I happen to believe that also, as it applies to race, Gladwell picks up on a very interesting phenomenon. He says that all of us thin-slice equally well. That is our unconscious preferences are, in most areas, as good as the experts. However when we try to explain our thin-slice preferences with deliberative descriptions, we screw up. This is the difference between experts and the rest of us.
As a race man, I have found this to be very true. As you can see on the left hand column under the Boohabian subtitle, I compiled a race neutral 'are you racist' quiz. I have found that since I have made a studied effort to make sense of minute meanings in racial discussions, there are a lot of gotcha points that I could raise against people who otherwise don't impress me as racist at all. In otherwords I think most people do the right thing (or the wrong thing) with regard to race, but cannot explain what it is that motivates them to do so. Their instincts are one thing, but they get it twisted when they try to explain.
The distinction between thin-slicing and deliberative thought is very useful to me. And so I think you are right about the IAT being only partially useful.
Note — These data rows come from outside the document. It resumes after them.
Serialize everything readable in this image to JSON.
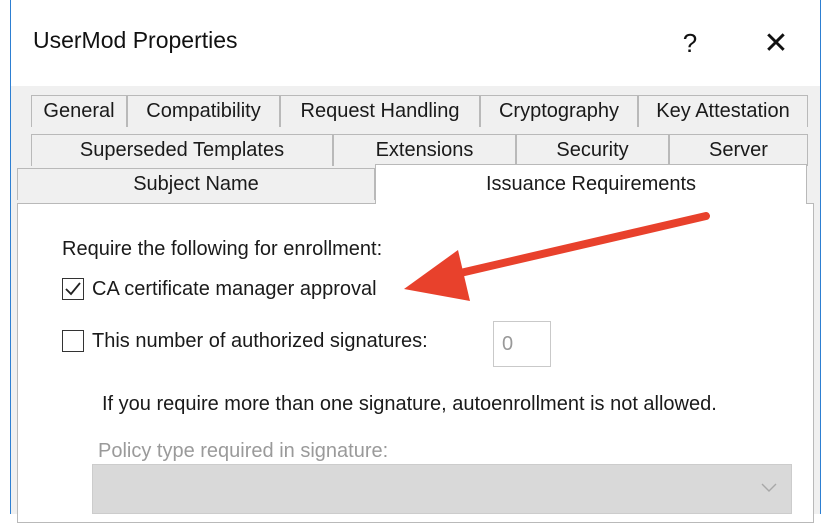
{
  "window": {
    "title": "UserMod Properties",
    "help_label": "?",
    "close_label": "✕"
  },
  "tabs": {
    "row1": [
      "General",
      "Compatibility",
      "Request Handling",
      "Cryptography",
      "Key Attestation"
    ],
    "row2": [
      "Superseded Templates",
      "Extensions",
      "Security",
      "Server"
    ],
    "row3": [
      "Subject Name",
      "Issuance Requirements"
    ],
    "active": "Issuance Requirements"
  },
  "panel": {
    "heading": "Require the following for enrollment:",
    "ca_approval": {
      "label": "CA certificate manager approval",
      "checked": true
    },
    "signatures": {
      "label": "This number of authorized signatures:",
      "checked": false,
      "value": "0"
    },
    "note": "If you require more than one signature, autoenrollment is not allowed.",
    "policy_label": "Policy type required in signature:",
    "policy_value": ""
  },
  "annotation": {
    "color": "#e8412c"
  },
  "colors": {
    "border_accent": "#2d7fd2",
    "tab_border": "#b9b9b9",
    "disabled_text": "#9a9a9a"
  }
}
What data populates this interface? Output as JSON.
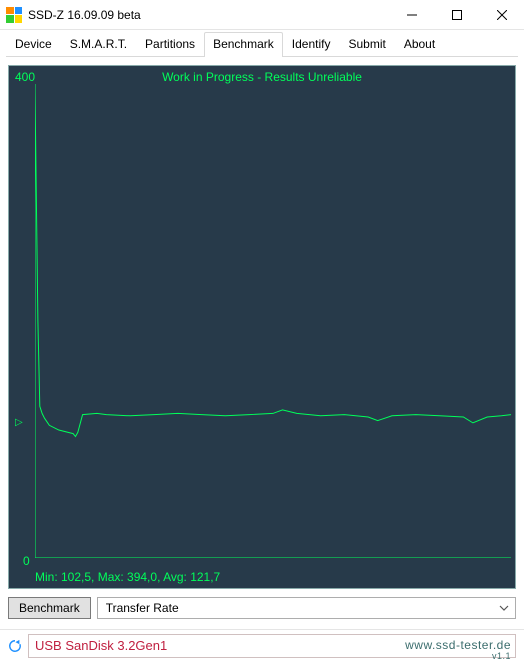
{
  "window": {
    "title": "SSD-Z 16.09.09 beta"
  },
  "tabs": [
    "Device",
    "S.M.A.R.T.",
    "Partitions",
    "Benchmark",
    "Identify",
    "Submit",
    "About"
  ],
  "active_tab_index": 3,
  "controls": {
    "benchmark_button": "Benchmark",
    "mode_selected": "Transfer Rate"
  },
  "status": {
    "device": "USB SanDisk 3.2Gen1",
    "watermark_main": "www.ssd-tester.de",
    "watermark_sub": "v1.1"
  },
  "chart_data": {
    "type": "line",
    "title": "Work in Progress - Results Unreliable",
    "ylabel": "",
    "xlabel": "",
    "ylim": [
      0,
      400
    ],
    "y_ticks": [
      0,
      400
    ],
    "stats_text": "Min: 102,5, Max: 394,0, Avg: 121,7",
    "stats": {
      "min": 102.5,
      "max": 394.0,
      "avg": 121.7
    },
    "series": [
      {
        "name": "Transfer Rate (MB/s)",
        "x_normalized": [
          0,
          0.003,
          0.006,
          0.01,
          0.015,
          0.02,
          0.03,
          0.05,
          0.08,
          0.085,
          0.09,
          0.1,
          0.13,
          0.15,
          0.2,
          0.25,
          0.3,
          0.35,
          0.4,
          0.45,
          0.5,
          0.52,
          0.55,
          0.6,
          0.65,
          0.7,
          0.72,
          0.75,
          0.8,
          0.85,
          0.9,
          0.92,
          0.95,
          0.98,
          1.0
        ],
        "values": [
          394,
          300,
          200,
          128,
          122,
          118,
          112,
          108,
          105,
          102.5,
          106,
          121,
          122,
          121,
          120,
          121,
          122,
          121,
          120,
          121,
          122,
          125,
          122,
          120,
          121,
          119,
          116,
          120,
          121,
          120,
          119,
          114,
          119,
          120,
          121
        ]
      }
    ]
  }
}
Additionally, I think this distinction takes a big chunk out of McIntosh's White Privilege Checklist.
Richard, I'm familiar with the exam. I've taken them all more than a dozen times and never gotten a score. Me thinks too much.
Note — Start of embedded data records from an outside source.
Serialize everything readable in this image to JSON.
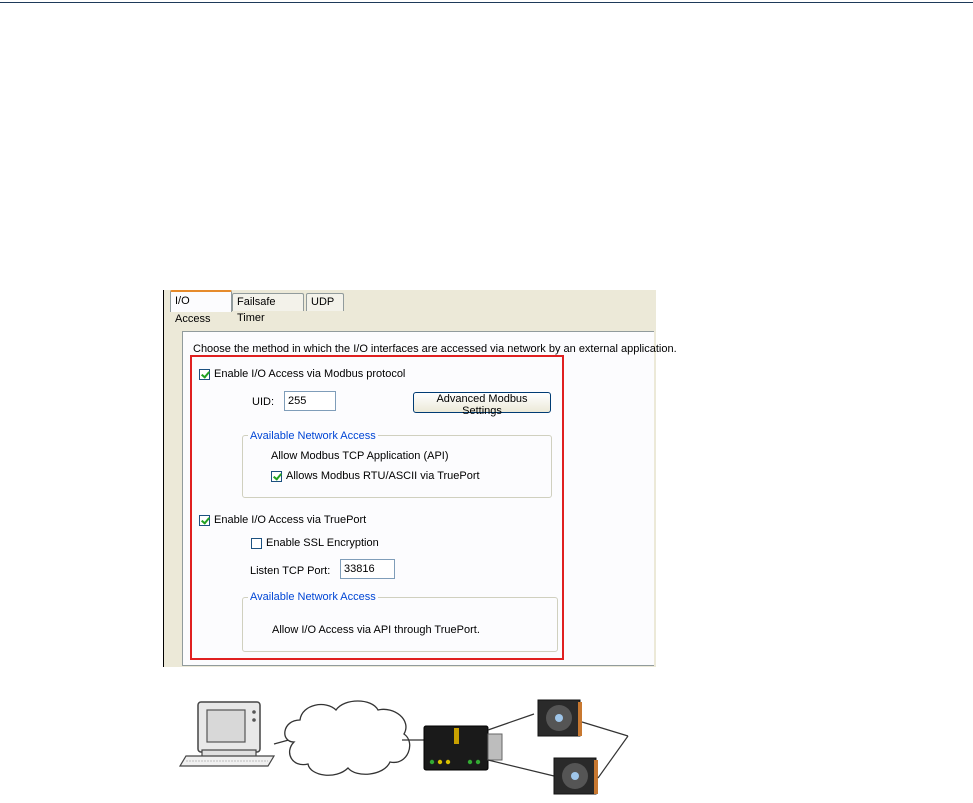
{
  "tabs": [
    {
      "label": "I/O Access",
      "active": true
    },
    {
      "label": "Failsafe Timer",
      "active": false
    },
    {
      "label": "UDP",
      "active": false
    }
  ],
  "description": "Choose the method in which the I/O interfaces are accessed via network by an external application.",
  "modbus": {
    "enable_label": "Enable I/O Access via Modbus protocol",
    "enabled": true,
    "uid_label": "UID:",
    "uid_value": "255",
    "advanced_button": "Advanced Modbus Settings",
    "network_group": {
      "title": "Available Network Access",
      "api_text": "Allow Modbus TCP Application (API)",
      "rtu_label": "Allows Modbus RTU/ASCII via TruePort",
      "rtu_checked": true
    }
  },
  "trueport": {
    "enable_label": "Enable I/O Access via TruePort",
    "enabled": true,
    "ssl_label": "Enable SSL Encryption",
    "ssl_checked": false,
    "port_label": "Listen TCP Port:",
    "port_value": "33816",
    "network_group": {
      "title": "Available Network Access",
      "text": "Allow I/O Access via API through TruePort."
    }
  },
  "colors": {
    "highlight_border": "#e02020",
    "group_title": "#0046d5",
    "check": "#21a121"
  }
}
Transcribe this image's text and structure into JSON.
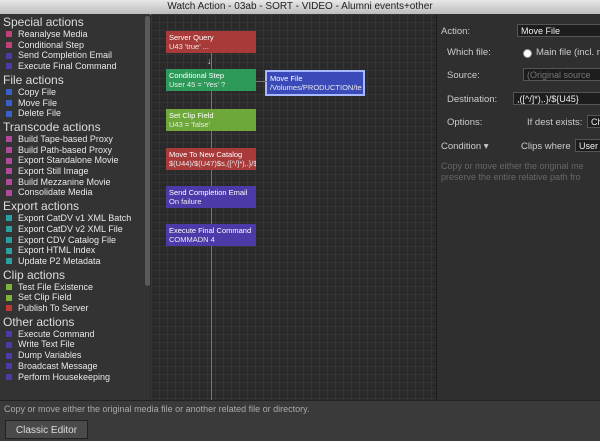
{
  "window": {
    "title": "Watch Action - 03ab - SORT - VIDEO - Alumni events+other"
  },
  "sidebar": {
    "groups": [
      {
        "title": "Special actions",
        "items": [
          {
            "label": "Reanalyse Media",
            "color": "#c0407a"
          },
          {
            "label": "Conditional Step",
            "color": "#c0407a"
          },
          {
            "label": "Send Completion Email",
            "color": "#4b3aa8"
          },
          {
            "label": "Execute Final Command",
            "color": "#4b3aa8"
          }
        ]
      },
      {
        "title": "File actions",
        "items": [
          {
            "label": "Copy File",
            "color": "#3a5fc8"
          },
          {
            "label": "Move File",
            "color": "#3a5fc8"
          },
          {
            "label": "Delete File",
            "color": "#3a5fc8"
          }
        ]
      },
      {
        "title": "Transcode actions",
        "items": [
          {
            "label": "Build Tape-based Proxy",
            "color": "#b04a9a"
          },
          {
            "label": "Build Path-based Proxy",
            "color": "#b04a9a"
          },
          {
            "label": "Export Standalone Movie",
            "color": "#b04a9a"
          },
          {
            "label": "Export Still Image",
            "color": "#b04a9a"
          },
          {
            "label": "Build Mezzanine Movie",
            "color": "#b04a9a"
          },
          {
            "label": "Consolidate Media",
            "color": "#b04a9a"
          }
        ]
      },
      {
        "title": "Export actions",
        "items": [
          {
            "label": "Export CatDV v1 XML Batch",
            "color": "#2aa0a0"
          },
          {
            "label": "Export CatDV v2 XML File",
            "color": "#2aa0a0"
          },
          {
            "label": "Export CDV Catalog File",
            "color": "#2aa0a0"
          },
          {
            "label": "Export HTML Index",
            "color": "#2aa0a0"
          },
          {
            "label": "Update P2 Metadata",
            "color": "#2aa0a0"
          }
        ]
      },
      {
        "title": "Clip actions",
        "items": [
          {
            "label": "Test File Existence",
            "color": "#7cb33a"
          },
          {
            "label": "Set Clip Field",
            "color": "#7cb33a"
          },
          {
            "label": "Publish To Server",
            "color": "#c03a3a"
          }
        ]
      },
      {
        "title": "Other actions",
        "items": [
          {
            "label": "Execute Command",
            "color": "#4b3aa8"
          },
          {
            "label": "Write Text File",
            "color": "#4b3aa8"
          },
          {
            "label": "Dump Variables",
            "color": "#4b3aa8"
          },
          {
            "label": "Broadcast Message",
            "color": "#4b3aa8"
          },
          {
            "label": "Perform Housekeeping",
            "color": "#4b3aa8"
          }
        ]
      }
    ]
  },
  "workflow": {
    "nodes": [
      {
        "title": "Server Query",
        "subtitle": "U43 'true' ...",
        "color": "#a83a3a"
      },
      {
        "title": "Conditional Step",
        "subtitle": "User 45 = 'Yes' ?",
        "color": "#2e9a5a"
      },
      {
        "title": "Move File",
        "subtitle": "/Volumes/PRODUCTION/te",
        "color": "#3a4ab8"
      },
      {
        "title": "Set Clip Field",
        "subtitle": "U43 = 'false'",
        "color": "#6ea83a"
      },
      {
        "title": "Move To New Catalog",
        "subtitle": "$(U44)/$(U47)$s,([^/]*),.}/$",
        "color": "#a83a3a"
      },
      {
        "title": "Send Completion Email",
        "subtitle": "On failure",
        "color": "#4b3aa8"
      },
      {
        "title": "Execute Final Command",
        "subtitle": "COMMADN 4",
        "color": "#4b3aa8"
      }
    ]
  },
  "panel": {
    "action_label": "Action:",
    "action_value": "Move File",
    "which_file_label": "Which file:",
    "which_file_value": "Main file (incl. m",
    "source_label": "Source:",
    "source_placeholder": "(Original source",
    "destination_label": "Destination:",
    "destination_value": ",([^/]*),.}/${U45}",
    "options_label": "Options:",
    "if_dest_label": "If dest exists:",
    "if_dest_value": "Ch",
    "condition_label": "Condition ▾",
    "clips_where_label": "Clips where",
    "clips_where_value": "User",
    "help_text": "Copy or move either the original me preserve the entire relative path fro"
  },
  "status": {
    "message": "Copy or move either the original media file or another related file or directory.",
    "classic_editor_label": "Classic Editor"
  }
}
There used to be a significant methodological problem in the earlier version. The IAT didn't use pictures back in the day because computers couldn't render them quickly...they just used names. And if you're using a name like Jane vs. a name like Leroy it is difficult to tell whether you're dealing with race AND class, just class, or just race.
But once they fixed that? It's golden. If it's telling you you've got a slight preference for black...I'd say you either HAVE a slight preference for black or you are neutral. There's nothing wrong with the test. It's the best of its kind.
Hmm. The guy grows his hair long and suddenly gets stopped. Well, I grew a beard and suddenly started getting stopped and I'm white, not black. I am pulled out of line for closer inspection on every international flight I take.
Long hair and beards make one look counter-cultural; now ask Malcolm why he doesn't cut his hair (or ask me why I don't cut my beard), even though he certainly is not counter culture.
I tried the IAT (the one about Arab Muslims) and it scored me true -- I do have a prejudicial attitude toward Arab Muslims and it's one I know I shouldn't have but do anyway. It was really obvious to the testers because of how my brain showed its wiring during several sections of the test.
Posted by: UncleSmrgol at May 8, 2005 12:44 AM
Thanks for letting me ramble. :-)
I agree with you about the book, at least what little I read of it. The evening I took the test online my friend called me and read another part of the book. It was a section that took scrambled words and asked the reader to make a sentence out of it. It was interesting as well, however neither my friend nor I had the anticipated reaction.
And Lester, I really don't think I have a preference for any so-called race, but I suppose it is possible. Does that mean I hate myself? :-)
Still, I think there are some very interesting concepts in the book and would like to read it in it's entirety on day.
As for the issue with the hair, I've had experiences similar to UncleSmrgol's. I notice a remarkable difference when I had short hair and not beard and when I have long hair and a beard. Not just from police, but from store owners as well.
And Lester, I don't think I have a preference for any so-called race, but I suppose it's possible. Does that mean I hate myself? :-)
Posted by: Anonymous at May 10, 2005 06:05 AM